Updated: Sep 11, 2021
The caucus has been taking a break over August, reconvening to address some worrying developments within our Party during the summer break: 1) PARTY MISREPRESENTS THE RESULTS OF WEP'S MEMBERS' ASSEMBLY ON SELF-ID
WEP has been sitting on the published results of the Members' Assembly since December 2020. The findings, it turns out, show an overwhelming support of single-sex spaces: provision of single sex refuges and the use of existing exemptions in the Equality Act 2010.
We are deeply concerned that this outcome has been effectively concealed from both the Party membership and the electorate during the GLA elections earlier this year.
The results show an overwhelming support of single-sex spaces: 'support provision of single sex refuges and the use of existing exemptions in the Equality Act 2010'.
In a Party circular (see below), Mandu Reid describes the Members' Assembly results as a deadlock.

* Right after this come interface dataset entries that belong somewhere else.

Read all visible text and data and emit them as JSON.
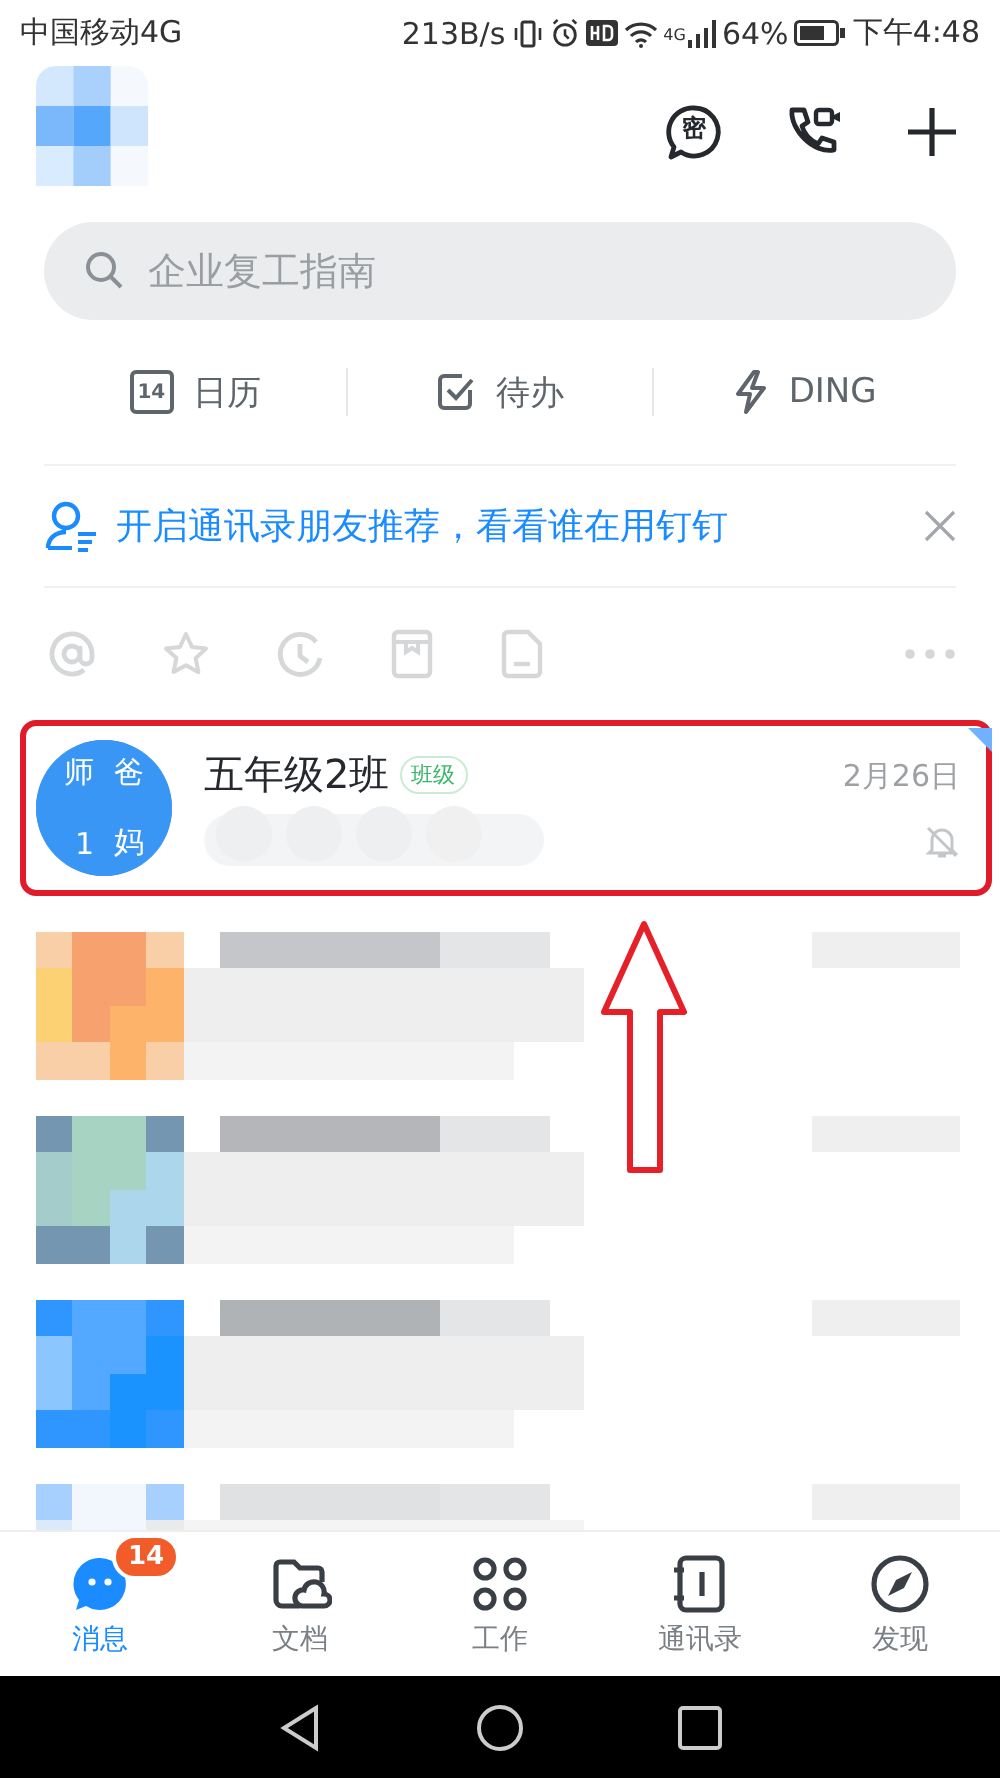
{
  "status_bar": {
    "carrier": "中国移动4G",
    "speed": "213B/s",
    "network": "4G",
    "battery": "64%",
    "time": "下午4:48"
  },
  "header": {
    "secret_glyph": "密",
    "avatar": {
      "kind": "picture"
    }
  },
  "search": {
    "placeholder": "企业复工指南"
  },
  "shortcuts": [
    {
      "kind": "calendar",
      "icon_text": "14",
      "label": "日历"
    },
    {
      "kind": "todo",
      "label": "待办"
    },
    {
      "kind": "ding",
      "label": "DING"
    }
  ],
  "banner": {
    "text": "开启通讯录朋友推荐，看看谁在用钉钉",
    "closable": true
  },
  "chats": [
    {
      "kind": "group",
      "name": "五年级2班",
      "tag": "班级",
      "date": "2月26日",
      "muted": true,
      "unread_corner": true,
      "highlighted": true,
      "avatar_chars": [
        "师",
        "爸",
        "1",
        "妈"
      ]
    },
    {
      "kind": "picture"
    },
    {
      "kind": "picture"
    },
    {
      "kind": "picture"
    },
    {
      "kind": "picture"
    }
  ],
  "tabs": [
    {
      "label": "消息",
      "kind": "chat",
      "selected": true,
      "badge": "14"
    },
    {
      "label": "文档",
      "kind": "docs",
      "selected": false
    },
    {
      "label": "工作",
      "kind": "work",
      "selected": false
    },
    {
      "label": "通讯录",
      "kind": "contacts",
      "selected": false
    },
    {
      "label": "发现",
      "kind": "discover",
      "selected": false
    }
  ]
}
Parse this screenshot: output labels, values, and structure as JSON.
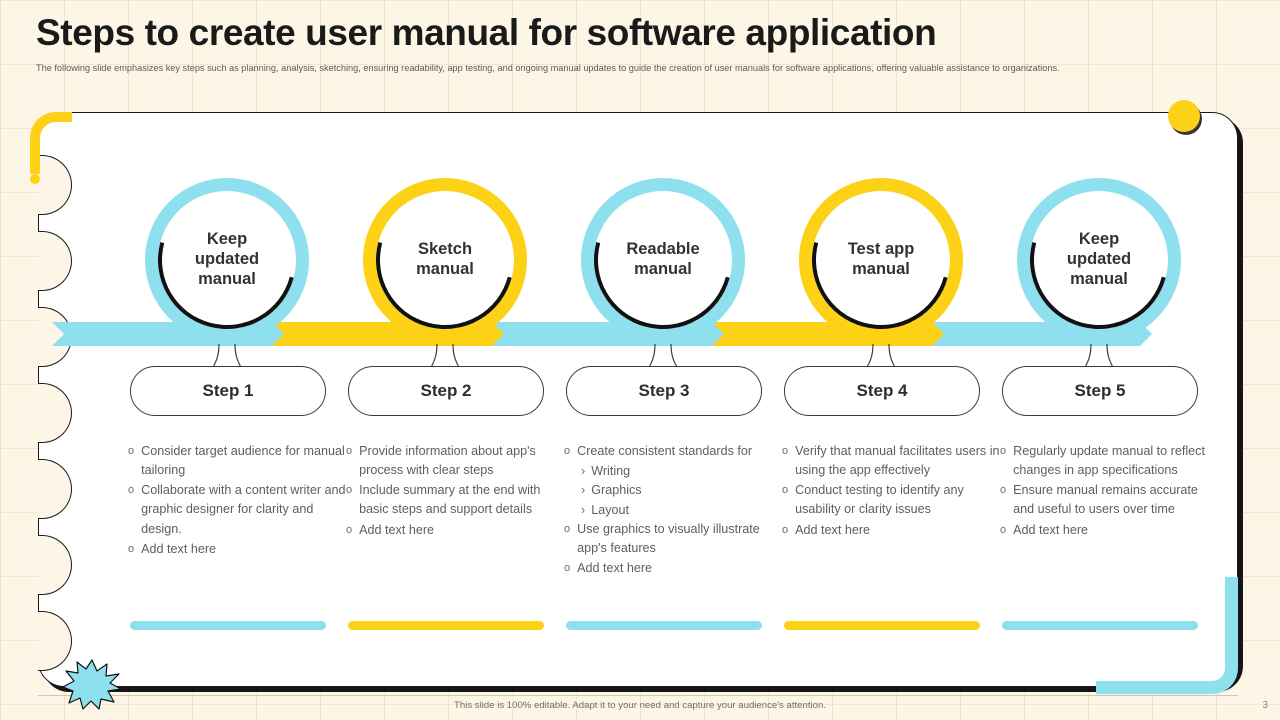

It is our view that this misrepresents the results and, in doing so, misleads Party members. The Members Assembly results show a clear majority voting in favour of single-sex exceptions. (Our next blog will address the Members Assembly findings in further detail, please subscribe for updates.)
2) PARTY CANCELS THE MEMBER-WIDE CONSULTATION ON SELF-ID POLICY, AS VOTED FOR BY CONFERENCE IN 2018
It was WEP's intention to consult the membership on the outcome of the Assembly.
However, in recent communications, Mandu Reid states:
"In my view, the biggest threat to (women's) those hard won right's is this debate itself, which is stopping us from coming together around a common cause. That is why I have decided in consultation with the Steering Committee not to run a traditional form-filling consultation, which risks creating further polarisation. Instead I want us to embark on a process of sustained dialogue to help break the deadlock."
In her speech 'The State of Our Community' we are told that the long-awaited (3+ yrs) members' consultation will not happen in any way that we might recognise, but will instead be a 'dialogue':
We welcome this dialogue and we recognise that this work is urgent within our own Party, as it is in wider society. Community-building and cross-party working is the cornerstone of both social and legislative change. It is also one of the underpinning values of our Party.
However, this imagined dialogue should not replace what Conference voted for. To go against the instructions of Conference is undemocratic and unconstitutional.
Simply put, this is not what Conference voted for.
The consultation (referral back to members) is what encouraged many of us to stay in the Party and encouraged many more to join. It has allowed us to remain hopeful, and indeed proud of a party which hasn't shut the door on women.
WE are concerned that replacing the Consultation with this nebulous idea of dialogue will neither be equitable nor protect feminists from the the toxicity that has so far been a trademark of #nodebate. We would like to remind WEP that our attempts to open dialogue on this topic via evidenced discussions and personal testimony for the last 4 years have been largely ignored.
3) LOADED DICE & PARTY DEMOCRACY
UNCONSTITUTIONAL SHRINKING OF THE POLICY COMMITTEE
During the summer, WEP announced (in an unprecedented move away from Party procedure) that that the members of the Policy Committee (elected Party reps) whose terms are coming to an end will not be replaced until next Conference. Essentially, that the expected hustings and elections have been cancelled until Autumn 2022.
Instead of extending their roles until next Conference (ensuring we have activists in place to continue the work of the Party), we now have a huge reduction in member elected positions. A Committee that should have 18 members is now down to 9. We are clear that this move is unconstitutional.
APPOINTED (UNELECTED) DEMOCRACY COMMISSION
We then learned that the Steering Committee had created a ‘Democracy Commission’ and had appointed (unelected) representatives to it. This unexpected move rang alarm bells for many members who are understandably feeling wary at an apparent move even further away from democracy and towards an ever shrinking and autocratic, top-down party structure.
It should be noted that several of the people relieved of their roles by the Steering Committee have also been vocal in their concerns to ensure language about sex is clear when it needs to be and vocal in their support to protect the Equality Act and single sex exceptions.
Party representatives with rich and diverse skills and specialisms have been removed from their roles and replaced with five - ironically unelected - members of a 'Democracy Commission'. Combined with the introdution of unelected deputies to the leader, the ratio of elected versus appointed positions becomes yet more skewed. We feel it is unlikely that this shift will go any way towards aiding a transparent and balanced dialogue.